**WHAT YOU ARE ASKED TO DO:** Sort through the data and copy the lines holding the word "HotDll".

**THE DATA:**
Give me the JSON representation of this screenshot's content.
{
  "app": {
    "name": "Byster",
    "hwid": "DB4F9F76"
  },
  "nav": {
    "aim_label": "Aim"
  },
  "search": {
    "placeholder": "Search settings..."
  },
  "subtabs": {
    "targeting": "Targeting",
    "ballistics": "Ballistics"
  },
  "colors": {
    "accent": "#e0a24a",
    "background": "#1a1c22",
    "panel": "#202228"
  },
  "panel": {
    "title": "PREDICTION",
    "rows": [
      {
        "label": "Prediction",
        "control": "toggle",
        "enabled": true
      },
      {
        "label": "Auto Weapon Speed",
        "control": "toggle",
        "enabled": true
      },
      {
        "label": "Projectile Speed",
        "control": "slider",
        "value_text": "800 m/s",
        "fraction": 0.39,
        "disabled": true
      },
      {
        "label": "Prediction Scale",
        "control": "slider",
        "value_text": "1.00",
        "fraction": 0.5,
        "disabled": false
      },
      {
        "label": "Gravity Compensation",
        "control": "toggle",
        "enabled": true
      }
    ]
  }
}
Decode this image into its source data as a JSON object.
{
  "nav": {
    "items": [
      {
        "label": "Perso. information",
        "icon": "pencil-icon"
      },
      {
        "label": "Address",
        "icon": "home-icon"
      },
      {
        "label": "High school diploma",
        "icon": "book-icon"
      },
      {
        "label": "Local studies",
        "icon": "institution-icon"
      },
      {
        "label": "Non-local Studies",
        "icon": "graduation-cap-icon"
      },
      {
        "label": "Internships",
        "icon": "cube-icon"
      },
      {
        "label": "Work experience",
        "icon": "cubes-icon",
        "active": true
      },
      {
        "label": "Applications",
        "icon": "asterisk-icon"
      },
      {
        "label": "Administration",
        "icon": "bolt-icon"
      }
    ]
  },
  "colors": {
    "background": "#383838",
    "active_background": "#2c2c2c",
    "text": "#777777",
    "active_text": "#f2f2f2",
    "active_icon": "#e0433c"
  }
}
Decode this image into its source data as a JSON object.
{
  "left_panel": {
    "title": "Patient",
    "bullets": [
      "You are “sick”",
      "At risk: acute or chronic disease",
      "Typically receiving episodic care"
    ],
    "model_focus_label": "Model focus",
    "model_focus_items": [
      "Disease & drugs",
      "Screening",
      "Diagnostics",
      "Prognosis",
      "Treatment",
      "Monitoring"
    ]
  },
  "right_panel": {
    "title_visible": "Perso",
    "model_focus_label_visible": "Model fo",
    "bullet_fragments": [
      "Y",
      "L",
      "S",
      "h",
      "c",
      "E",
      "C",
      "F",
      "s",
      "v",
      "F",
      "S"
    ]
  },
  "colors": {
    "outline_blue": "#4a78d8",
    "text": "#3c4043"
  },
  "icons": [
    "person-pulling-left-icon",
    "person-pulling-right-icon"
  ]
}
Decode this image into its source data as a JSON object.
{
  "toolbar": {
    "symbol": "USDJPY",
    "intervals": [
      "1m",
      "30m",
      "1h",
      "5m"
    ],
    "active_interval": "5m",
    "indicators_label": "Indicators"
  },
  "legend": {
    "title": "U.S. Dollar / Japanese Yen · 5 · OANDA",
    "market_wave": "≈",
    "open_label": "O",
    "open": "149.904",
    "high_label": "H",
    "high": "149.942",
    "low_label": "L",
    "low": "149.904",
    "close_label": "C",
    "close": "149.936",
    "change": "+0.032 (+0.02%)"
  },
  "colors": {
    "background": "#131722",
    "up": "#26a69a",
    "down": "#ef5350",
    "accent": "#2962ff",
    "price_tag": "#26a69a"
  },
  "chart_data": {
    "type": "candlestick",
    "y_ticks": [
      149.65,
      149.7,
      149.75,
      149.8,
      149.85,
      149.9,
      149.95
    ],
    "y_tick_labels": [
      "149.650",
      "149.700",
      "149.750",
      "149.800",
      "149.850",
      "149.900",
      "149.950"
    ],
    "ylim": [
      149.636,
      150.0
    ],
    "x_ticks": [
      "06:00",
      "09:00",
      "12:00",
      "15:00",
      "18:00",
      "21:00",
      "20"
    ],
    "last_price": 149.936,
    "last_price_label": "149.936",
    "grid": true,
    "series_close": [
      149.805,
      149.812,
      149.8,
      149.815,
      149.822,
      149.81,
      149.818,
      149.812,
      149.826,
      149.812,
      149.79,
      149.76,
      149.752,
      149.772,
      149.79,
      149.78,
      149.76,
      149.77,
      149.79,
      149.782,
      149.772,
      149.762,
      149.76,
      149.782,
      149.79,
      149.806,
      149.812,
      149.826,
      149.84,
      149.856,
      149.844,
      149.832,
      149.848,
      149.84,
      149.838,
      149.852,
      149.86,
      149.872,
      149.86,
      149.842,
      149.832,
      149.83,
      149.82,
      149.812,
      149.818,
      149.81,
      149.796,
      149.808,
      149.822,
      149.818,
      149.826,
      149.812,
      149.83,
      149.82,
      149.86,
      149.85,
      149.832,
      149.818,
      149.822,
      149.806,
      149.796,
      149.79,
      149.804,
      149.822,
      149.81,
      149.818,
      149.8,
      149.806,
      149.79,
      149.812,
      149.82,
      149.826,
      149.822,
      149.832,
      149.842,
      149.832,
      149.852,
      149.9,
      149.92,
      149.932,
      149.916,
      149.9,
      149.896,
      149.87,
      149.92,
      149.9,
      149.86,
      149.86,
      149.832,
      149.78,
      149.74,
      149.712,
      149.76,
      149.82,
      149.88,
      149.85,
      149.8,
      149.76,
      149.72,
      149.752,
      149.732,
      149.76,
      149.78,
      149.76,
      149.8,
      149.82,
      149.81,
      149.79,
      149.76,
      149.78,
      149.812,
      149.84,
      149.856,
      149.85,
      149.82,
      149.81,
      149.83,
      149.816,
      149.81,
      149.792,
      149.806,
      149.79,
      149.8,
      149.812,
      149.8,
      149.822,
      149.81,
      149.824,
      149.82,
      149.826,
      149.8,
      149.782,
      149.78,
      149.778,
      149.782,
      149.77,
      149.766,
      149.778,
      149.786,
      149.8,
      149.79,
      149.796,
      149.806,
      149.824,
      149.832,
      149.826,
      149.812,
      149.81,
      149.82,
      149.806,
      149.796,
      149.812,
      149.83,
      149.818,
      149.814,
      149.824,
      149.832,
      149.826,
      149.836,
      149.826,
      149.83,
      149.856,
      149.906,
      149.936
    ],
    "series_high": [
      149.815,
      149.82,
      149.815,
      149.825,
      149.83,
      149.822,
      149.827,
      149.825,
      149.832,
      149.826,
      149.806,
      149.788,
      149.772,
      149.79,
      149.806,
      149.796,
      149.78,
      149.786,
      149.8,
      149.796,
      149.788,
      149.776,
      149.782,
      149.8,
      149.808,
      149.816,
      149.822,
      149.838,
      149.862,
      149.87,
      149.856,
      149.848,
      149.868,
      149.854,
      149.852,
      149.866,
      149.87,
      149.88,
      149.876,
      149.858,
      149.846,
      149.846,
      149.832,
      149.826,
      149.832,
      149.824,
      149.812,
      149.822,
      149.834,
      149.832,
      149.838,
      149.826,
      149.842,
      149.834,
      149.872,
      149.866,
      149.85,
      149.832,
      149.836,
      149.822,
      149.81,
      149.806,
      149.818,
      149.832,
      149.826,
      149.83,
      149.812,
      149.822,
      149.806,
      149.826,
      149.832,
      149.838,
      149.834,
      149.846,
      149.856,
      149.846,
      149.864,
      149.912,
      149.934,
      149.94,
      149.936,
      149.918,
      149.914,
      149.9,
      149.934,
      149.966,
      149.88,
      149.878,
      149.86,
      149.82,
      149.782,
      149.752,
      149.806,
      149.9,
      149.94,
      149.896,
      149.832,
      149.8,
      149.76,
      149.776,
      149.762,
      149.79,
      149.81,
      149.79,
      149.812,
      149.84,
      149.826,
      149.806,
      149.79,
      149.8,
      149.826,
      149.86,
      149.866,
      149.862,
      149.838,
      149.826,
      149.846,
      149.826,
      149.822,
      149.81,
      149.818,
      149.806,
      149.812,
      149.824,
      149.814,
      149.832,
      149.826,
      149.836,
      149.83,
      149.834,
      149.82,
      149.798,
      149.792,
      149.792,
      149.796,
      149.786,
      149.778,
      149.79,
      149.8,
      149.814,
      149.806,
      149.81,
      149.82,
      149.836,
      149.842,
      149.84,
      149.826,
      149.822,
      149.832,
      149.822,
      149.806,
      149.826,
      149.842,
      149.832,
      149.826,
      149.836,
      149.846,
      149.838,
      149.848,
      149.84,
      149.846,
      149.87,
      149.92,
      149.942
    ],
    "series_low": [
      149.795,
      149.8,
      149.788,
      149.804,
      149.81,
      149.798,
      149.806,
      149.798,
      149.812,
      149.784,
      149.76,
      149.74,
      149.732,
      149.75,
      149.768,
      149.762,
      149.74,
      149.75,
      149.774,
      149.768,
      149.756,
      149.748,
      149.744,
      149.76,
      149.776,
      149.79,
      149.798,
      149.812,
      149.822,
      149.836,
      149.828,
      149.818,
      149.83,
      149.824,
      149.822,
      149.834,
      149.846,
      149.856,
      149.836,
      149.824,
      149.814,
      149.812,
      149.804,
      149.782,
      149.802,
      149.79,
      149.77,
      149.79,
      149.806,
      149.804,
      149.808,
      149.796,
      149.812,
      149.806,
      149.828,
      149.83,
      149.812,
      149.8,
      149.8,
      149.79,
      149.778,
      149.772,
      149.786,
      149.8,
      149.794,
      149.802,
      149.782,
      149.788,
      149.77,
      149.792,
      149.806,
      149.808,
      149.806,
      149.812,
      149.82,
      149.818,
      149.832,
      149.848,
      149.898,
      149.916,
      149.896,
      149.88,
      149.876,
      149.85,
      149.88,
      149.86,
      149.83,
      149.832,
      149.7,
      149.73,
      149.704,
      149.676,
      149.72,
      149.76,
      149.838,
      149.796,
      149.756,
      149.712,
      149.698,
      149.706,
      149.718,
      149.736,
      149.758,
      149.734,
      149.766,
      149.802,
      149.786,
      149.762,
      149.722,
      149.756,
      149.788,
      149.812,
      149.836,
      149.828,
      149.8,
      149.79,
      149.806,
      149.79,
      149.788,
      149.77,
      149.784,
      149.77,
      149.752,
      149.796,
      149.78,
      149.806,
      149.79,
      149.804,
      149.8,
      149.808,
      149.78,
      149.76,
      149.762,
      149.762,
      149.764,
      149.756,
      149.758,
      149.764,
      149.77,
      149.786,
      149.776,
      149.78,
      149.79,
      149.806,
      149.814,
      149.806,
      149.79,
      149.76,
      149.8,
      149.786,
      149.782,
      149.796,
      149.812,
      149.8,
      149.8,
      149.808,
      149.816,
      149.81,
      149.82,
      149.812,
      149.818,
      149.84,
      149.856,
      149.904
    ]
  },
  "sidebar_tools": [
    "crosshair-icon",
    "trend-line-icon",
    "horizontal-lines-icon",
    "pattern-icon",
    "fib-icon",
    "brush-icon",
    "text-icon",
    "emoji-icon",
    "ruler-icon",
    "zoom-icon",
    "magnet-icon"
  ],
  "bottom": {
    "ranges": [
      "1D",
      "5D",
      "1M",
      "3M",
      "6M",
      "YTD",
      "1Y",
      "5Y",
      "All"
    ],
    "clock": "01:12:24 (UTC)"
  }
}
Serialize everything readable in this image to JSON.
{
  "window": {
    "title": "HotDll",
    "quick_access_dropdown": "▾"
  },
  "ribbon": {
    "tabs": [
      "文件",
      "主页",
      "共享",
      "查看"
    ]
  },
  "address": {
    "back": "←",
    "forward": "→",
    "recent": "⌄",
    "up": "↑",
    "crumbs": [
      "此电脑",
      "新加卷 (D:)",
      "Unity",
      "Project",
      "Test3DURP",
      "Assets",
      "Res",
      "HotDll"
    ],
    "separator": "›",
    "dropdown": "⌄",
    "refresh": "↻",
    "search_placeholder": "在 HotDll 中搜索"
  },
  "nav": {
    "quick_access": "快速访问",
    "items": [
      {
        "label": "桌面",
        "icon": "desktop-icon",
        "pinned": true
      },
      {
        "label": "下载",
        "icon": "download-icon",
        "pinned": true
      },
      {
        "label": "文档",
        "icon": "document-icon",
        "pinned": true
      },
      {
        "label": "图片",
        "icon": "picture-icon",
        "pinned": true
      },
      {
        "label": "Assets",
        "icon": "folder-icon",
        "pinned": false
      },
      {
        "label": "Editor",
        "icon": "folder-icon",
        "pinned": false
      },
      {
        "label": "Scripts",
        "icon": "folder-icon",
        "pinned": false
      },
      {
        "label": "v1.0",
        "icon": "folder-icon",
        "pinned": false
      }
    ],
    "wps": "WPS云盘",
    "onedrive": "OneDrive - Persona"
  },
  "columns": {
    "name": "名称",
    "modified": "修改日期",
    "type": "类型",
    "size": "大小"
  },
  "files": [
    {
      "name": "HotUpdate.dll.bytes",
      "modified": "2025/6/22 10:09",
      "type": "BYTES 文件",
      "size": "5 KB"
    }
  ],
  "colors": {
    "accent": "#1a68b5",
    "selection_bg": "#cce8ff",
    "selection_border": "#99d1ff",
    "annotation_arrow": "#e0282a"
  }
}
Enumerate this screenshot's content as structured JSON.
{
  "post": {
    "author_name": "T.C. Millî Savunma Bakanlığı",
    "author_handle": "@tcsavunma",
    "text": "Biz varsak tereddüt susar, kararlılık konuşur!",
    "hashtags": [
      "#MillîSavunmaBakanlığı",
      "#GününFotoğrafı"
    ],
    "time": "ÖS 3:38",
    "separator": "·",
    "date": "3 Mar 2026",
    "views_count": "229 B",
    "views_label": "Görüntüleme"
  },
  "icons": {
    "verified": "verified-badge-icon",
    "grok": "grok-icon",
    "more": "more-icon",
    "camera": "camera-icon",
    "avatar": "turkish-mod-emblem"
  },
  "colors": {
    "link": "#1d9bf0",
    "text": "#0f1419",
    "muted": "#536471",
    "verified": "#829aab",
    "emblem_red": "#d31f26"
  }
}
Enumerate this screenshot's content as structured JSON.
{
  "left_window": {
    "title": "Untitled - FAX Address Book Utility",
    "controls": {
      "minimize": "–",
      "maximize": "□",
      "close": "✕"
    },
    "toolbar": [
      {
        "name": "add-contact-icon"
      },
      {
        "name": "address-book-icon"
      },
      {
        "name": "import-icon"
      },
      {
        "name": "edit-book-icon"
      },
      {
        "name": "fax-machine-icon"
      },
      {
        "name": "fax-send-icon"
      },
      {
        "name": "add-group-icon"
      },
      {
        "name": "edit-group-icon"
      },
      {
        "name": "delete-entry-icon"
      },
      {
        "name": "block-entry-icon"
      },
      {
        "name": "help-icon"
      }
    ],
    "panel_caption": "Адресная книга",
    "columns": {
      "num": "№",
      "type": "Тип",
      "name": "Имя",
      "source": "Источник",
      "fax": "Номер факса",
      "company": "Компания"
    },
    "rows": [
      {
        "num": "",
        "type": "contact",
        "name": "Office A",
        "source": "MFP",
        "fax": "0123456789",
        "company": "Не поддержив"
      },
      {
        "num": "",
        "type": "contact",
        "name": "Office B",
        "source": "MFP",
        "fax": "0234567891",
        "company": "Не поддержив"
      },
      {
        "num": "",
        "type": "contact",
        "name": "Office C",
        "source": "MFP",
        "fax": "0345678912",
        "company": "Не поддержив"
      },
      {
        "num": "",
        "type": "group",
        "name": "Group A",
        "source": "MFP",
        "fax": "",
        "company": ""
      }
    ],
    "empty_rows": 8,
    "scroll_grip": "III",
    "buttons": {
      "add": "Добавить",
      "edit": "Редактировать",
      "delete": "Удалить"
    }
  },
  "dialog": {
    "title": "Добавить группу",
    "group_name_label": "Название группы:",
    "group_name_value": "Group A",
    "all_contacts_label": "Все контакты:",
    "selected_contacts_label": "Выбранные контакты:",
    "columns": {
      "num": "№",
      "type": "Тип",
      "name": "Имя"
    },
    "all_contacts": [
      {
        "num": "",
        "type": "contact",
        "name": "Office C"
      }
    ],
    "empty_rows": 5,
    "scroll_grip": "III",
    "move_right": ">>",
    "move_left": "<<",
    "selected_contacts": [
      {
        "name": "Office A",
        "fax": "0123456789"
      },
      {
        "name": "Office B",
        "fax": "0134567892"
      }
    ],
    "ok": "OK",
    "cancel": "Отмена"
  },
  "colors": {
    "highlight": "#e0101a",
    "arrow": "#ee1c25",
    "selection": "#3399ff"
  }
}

**THE ANSWER:**
    "title": "HotDll",
      "HotDll"
    "search_placeholder": "在 HotDll 中搜索"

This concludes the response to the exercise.